- **WORK ORDER**: Every entry that follows should be output exactly, and every image in it left out.

Data about app and page elements
Start of Block

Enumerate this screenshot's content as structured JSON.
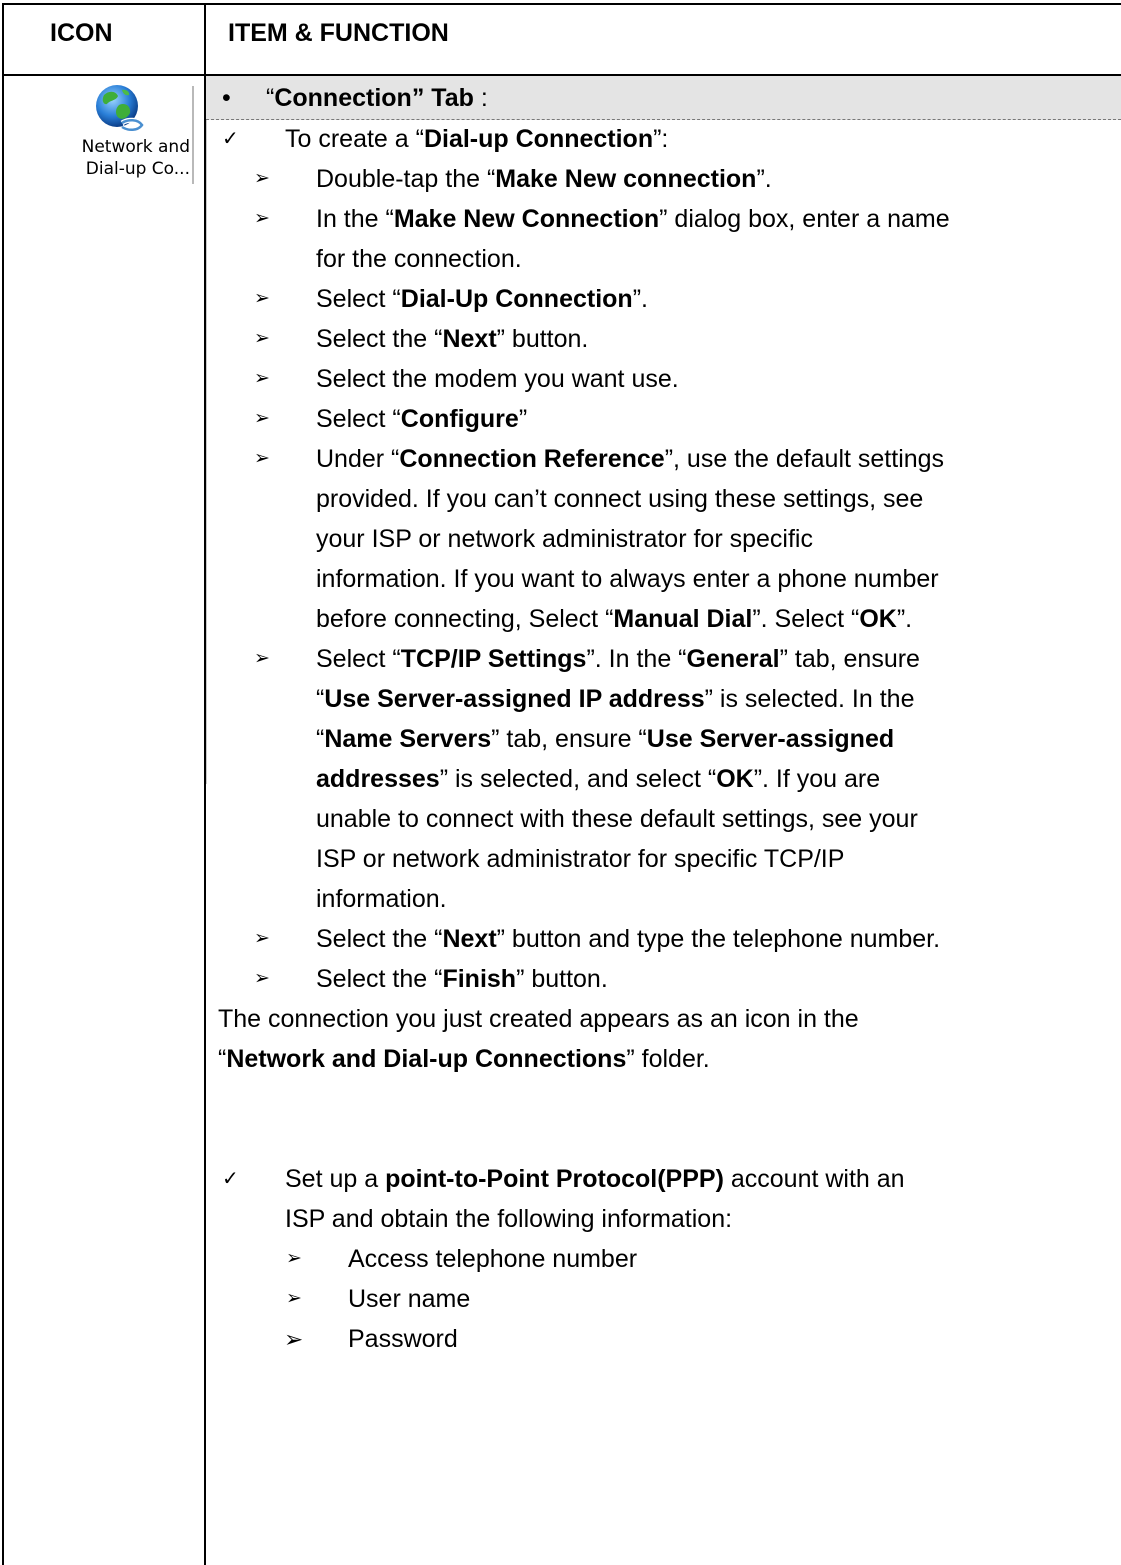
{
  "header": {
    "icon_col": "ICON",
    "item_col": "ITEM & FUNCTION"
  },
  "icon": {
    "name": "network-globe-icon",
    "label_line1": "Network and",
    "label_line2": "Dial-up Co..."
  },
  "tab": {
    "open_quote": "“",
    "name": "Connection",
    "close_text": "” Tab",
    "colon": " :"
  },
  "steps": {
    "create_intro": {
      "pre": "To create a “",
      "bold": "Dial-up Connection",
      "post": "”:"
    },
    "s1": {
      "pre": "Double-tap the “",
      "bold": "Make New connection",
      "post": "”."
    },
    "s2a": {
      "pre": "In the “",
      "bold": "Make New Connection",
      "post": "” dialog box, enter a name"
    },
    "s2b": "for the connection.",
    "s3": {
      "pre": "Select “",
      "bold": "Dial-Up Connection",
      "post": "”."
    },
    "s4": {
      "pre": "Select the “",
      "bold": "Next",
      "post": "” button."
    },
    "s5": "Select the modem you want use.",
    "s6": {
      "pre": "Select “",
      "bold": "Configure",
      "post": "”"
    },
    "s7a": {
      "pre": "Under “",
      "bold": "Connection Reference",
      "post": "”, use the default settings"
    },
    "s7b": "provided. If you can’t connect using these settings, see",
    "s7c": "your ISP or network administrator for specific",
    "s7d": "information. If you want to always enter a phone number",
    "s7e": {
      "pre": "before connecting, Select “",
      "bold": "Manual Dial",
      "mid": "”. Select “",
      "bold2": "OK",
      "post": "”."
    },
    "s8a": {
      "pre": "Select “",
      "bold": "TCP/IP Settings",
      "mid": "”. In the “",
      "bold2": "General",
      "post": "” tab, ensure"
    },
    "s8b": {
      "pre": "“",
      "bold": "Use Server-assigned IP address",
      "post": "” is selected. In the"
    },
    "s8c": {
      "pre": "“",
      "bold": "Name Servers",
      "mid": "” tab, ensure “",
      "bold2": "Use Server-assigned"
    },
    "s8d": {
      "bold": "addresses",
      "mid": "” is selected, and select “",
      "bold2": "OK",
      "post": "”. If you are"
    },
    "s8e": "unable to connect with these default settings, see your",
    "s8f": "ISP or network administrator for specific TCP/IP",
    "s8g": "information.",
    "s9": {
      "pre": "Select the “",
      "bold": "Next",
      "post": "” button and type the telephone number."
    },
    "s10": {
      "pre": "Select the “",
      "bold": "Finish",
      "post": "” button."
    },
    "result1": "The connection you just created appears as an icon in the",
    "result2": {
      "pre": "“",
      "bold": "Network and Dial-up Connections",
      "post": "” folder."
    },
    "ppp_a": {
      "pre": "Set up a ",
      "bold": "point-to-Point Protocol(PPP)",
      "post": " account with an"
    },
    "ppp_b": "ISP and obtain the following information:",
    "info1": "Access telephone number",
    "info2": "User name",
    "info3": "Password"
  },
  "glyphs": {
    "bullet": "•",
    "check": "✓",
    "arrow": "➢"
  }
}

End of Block

- **ANSWER BOX**:
Enumerate this screenshot's content as structured JSON.
{
  "header": {
    "icon_col": "ICON",
    "item_col": "ITEM & FUNCTION"
  },
  "icon": {
    "name": "network-globe-icon",
    "label_line1": "Network and",
    "label_line2": "Dial-up Co..."
  },
  "tab": {
    "open_quote": "“",
    "name": "Connection",
    "close_text": "” Tab",
    "colon": " :"
  },
  "steps": {
    "create_intro": {
      "pre": "To create a “",
      "bold": "Dial-up Connection",
      "post": "”:"
    },
    "s1": {
      "pre": "Double-tap the “",
      "bold": "Make New connection",
      "post": "”."
    },
    "s2a": {
      "pre": "In the “",
      "bold": "Make New Connection",
      "post": "” dialog box, enter a name"
    },
    "s2b": "for the connection.",
    "s3": {
      "pre": "Select “",
      "bold": "Dial-Up Connection",
      "post": "”."
    },
    "s4": {
      "pre": "Select the “",
      "bold": "Next",
      "post": "” button."
    },
    "s5": "Select the modem you want use.",
    "s6": {
      "pre": "Select “",
      "bold": "Configure",
      "post": "”"
    },
    "s7a": {
      "pre": "Under “",
      "bold": "Connection Reference",
      "post": "”, use the default settings"
    },
    "s7b": "provided. If you can’t connect using these settings, see",
    "s7c": "your ISP or network administrator for specific",
    "s7d": "information. If you want to always enter a phone number",
    "s7e": {
      "pre": "before connecting, Select “",
      "bold": "Manual Dial",
      "mid": "”. Select “",
      "bold2": "OK",
      "post": "”."
    },
    "s8a": {
      "pre": "Select “",
      "bold": "TCP/IP Settings",
      "mid": "”. In the “",
      "bold2": "General",
      "post": "” tab, ensure"
    },
    "s8b": {
      "pre": "“",
      "bold": "Use Server-assigned IP address",
      "post": "” is selected. In the"
    },
    "s8c": {
      "pre": "“",
      "bold": "Name Servers",
      "mid": "” tab, ensure “",
      "bold2": "Use Server-assigned"
    },
    "s8d": {
      "bold": "addresses",
      "mid": "” is selected, and select “",
      "bold2": "OK",
      "post": "”. If you are"
    },
    "s8e": "unable to connect with these default settings, see your",
    "s8f": "ISP or network administrator for specific TCP/IP",
    "s8g": "information.",
    "s9": {
      "pre": "Select the “",
      "bold": "Next",
      "post": "” button and type the telephone number."
    },
    "s10": {
      "pre": "Select the “",
      "bold": "Finish",
      "post": "” button."
    },
    "result1": "The connection you just created appears as an icon in the",
    "result2": {
      "pre": "“",
      "bold": "Network and Dial-up Connections",
      "post": "” folder."
    },
    "ppp_a": {
      "pre": "Set up a ",
      "bold": "point-to-Point Protocol(PPP)",
      "post": " account with an"
    },
    "ppp_b": "ISP and obtain the following information:",
    "info1": "Access telephone number",
    "info2": "User name",
    "info3": "Password"
  },
  "glyphs": {
    "bullet": "•",
    "check": "✓",
    "arrow": "➢"
  }
}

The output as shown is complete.